The required output is the full listing below, reproduced word for word.

Dataset records:
# # # #
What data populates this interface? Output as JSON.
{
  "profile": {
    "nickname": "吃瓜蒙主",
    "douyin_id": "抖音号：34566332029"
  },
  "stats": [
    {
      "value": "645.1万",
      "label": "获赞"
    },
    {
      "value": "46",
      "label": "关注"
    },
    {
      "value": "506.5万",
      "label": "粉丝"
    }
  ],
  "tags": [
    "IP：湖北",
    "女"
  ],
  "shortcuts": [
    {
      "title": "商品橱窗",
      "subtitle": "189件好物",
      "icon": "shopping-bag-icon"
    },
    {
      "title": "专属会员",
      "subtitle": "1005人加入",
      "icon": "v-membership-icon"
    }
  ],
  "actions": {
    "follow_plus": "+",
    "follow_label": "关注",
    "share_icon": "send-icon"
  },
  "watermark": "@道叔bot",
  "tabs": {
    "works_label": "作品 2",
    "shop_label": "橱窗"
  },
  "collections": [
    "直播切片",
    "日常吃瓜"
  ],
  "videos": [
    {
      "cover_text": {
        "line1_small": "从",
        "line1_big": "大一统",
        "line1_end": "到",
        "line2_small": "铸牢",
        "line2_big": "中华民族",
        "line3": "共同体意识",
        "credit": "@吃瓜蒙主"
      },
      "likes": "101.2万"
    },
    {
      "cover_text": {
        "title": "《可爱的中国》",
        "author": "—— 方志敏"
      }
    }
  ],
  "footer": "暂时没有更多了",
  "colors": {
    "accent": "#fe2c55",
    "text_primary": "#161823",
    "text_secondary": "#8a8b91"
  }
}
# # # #
Reply to the task:
What data populates this interface? Output as JSON.
{
  "profile": {
    "nickname": "吃瓜蒙主",
    "douyin_id": "抖音号：34566332029"
  },
  "stats": [
    {
      "value": "645.1万",
      "label": "获赞"
    },
    {
      "value": "46",
      "label": "关注"
    },
    {
      "value": "506.5万",
      "label": "粉丝"
    }
  ],
  "tags": [
    "IP：湖北",
    "女"
  ],
  "shortcuts": [
    {
      "title": "商品橱窗",
      "subtitle": "189件好物",
      "icon": "shopping-bag-icon"
    },
    {
      "title": "专属会员",
      "subtitle": "1005人加入",
      "icon": "v-membership-icon"
    }
  ],
  "actions": {
    "follow_plus": "+",
    "follow_label": "关注",
    "share_icon": "send-icon"
  },
  "watermark": "@道叔bot",
  "tabs": {
    "works_label": "作品 2",
    "shop_label": "橱窗"
  },
  "collections": [
    "直播切片",
    "日常吃瓜"
  ],
  "videos": [
    {
      "cover_text": {
        "line1_small": "从",
        "line1_big": "大一统",
        "line1_end": "到",
        "line2_small": "铸牢",
        "line2_big": "中华民族",
        "line3": "共同体意识",
        "credit": "@吃瓜蒙主"
      },
      "likes": "101.2万"
    },
    {
      "cover_text": {
        "title": "《可爱的中国》",
        "author": "—— 方志敏"
      }
    }
  ],
  "footer": "暂时没有更多了",
  "colors": {
    "accent": "#fe2c55",
    "text_primary": "#161823",
    "text_secondary": "#8a8b91"
  }
}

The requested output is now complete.